• Assignment: To complete the exercise, repeat every record exactly as it stands.

[The data — start]

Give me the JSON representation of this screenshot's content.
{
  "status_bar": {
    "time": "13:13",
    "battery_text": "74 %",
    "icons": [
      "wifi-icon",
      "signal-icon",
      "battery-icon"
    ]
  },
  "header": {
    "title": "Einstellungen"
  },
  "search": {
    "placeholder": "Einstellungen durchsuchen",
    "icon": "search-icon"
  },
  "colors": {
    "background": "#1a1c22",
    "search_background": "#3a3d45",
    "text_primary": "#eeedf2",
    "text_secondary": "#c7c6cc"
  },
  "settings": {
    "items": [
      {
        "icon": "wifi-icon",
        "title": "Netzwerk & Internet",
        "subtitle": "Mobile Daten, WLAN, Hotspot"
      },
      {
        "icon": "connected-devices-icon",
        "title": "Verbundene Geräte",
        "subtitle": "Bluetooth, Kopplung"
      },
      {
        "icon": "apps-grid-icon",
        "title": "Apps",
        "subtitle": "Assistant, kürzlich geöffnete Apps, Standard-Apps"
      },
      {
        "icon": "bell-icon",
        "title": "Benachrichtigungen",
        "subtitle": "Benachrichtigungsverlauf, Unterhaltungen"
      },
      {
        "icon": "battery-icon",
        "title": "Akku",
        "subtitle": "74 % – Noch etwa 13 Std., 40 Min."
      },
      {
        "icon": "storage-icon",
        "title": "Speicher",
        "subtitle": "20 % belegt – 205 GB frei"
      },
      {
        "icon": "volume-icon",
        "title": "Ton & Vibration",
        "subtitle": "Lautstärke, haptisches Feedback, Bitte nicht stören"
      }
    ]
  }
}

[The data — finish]

• Written solution:
Give me the JSON representation of this screenshot's content.
{
  "status_bar": {
    "time": "13:13",
    "battery_text": "74 %",
    "icons": [
      "wifi-icon",
      "signal-icon",
      "battery-icon"
    ]
  },
  "header": {
    "title": "Einstellungen"
  },
  "search": {
    "placeholder": "Einstellungen durchsuchen",
    "icon": "search-icon"
  },
  "colors": {
    "background": "#1a1c22",
    "search_background": "#3a3d45",
    "text_primary": "#eeedf2",
    "text_secondary": "#c7c6cc"
  },
  "settings": {
    "items": [
      {
        "icon": "wifi-icon",
        "title": "Netzwerk & Internet",
        "subtitle": "Mobile Daten, WLAN, Hotspot"
      },
      {
        "icon": "connected-devices-icon",
        "title": "Verbundene Geräte",
        "subtitle": "Bluetooth, Kopplung"
      },
      {
        "icon": "apps-grid-icon",
        "title": "Apps",
        "subtitle": "Assistant, kürzlich geöffnete Apps, Standard-Apps"
      },
      {
        "icon": "bell-icon",
        "title": "Benachrichtigungen",
        "subtitle": "Benachrichtigungsverlauf, Unterhaltungen"
      },
      {
        "icon": "battery-icon",
        "title": "Akku",
        "subtitle": "74 % – Noch etwa 13 Std., 40 Min."
      },
      {
        "icon": "storage-icon",
        "title": "Speicher",
        "subtitle": "20 % belegt – 205 GB frei"
      },
      {
        "icon": "volume-icon",
        "title": "Ton & Vibration",
        "subtitle": "Lautstärke, haptisches Feedback, Bitte nicht stören"
      }
    ]
  }
}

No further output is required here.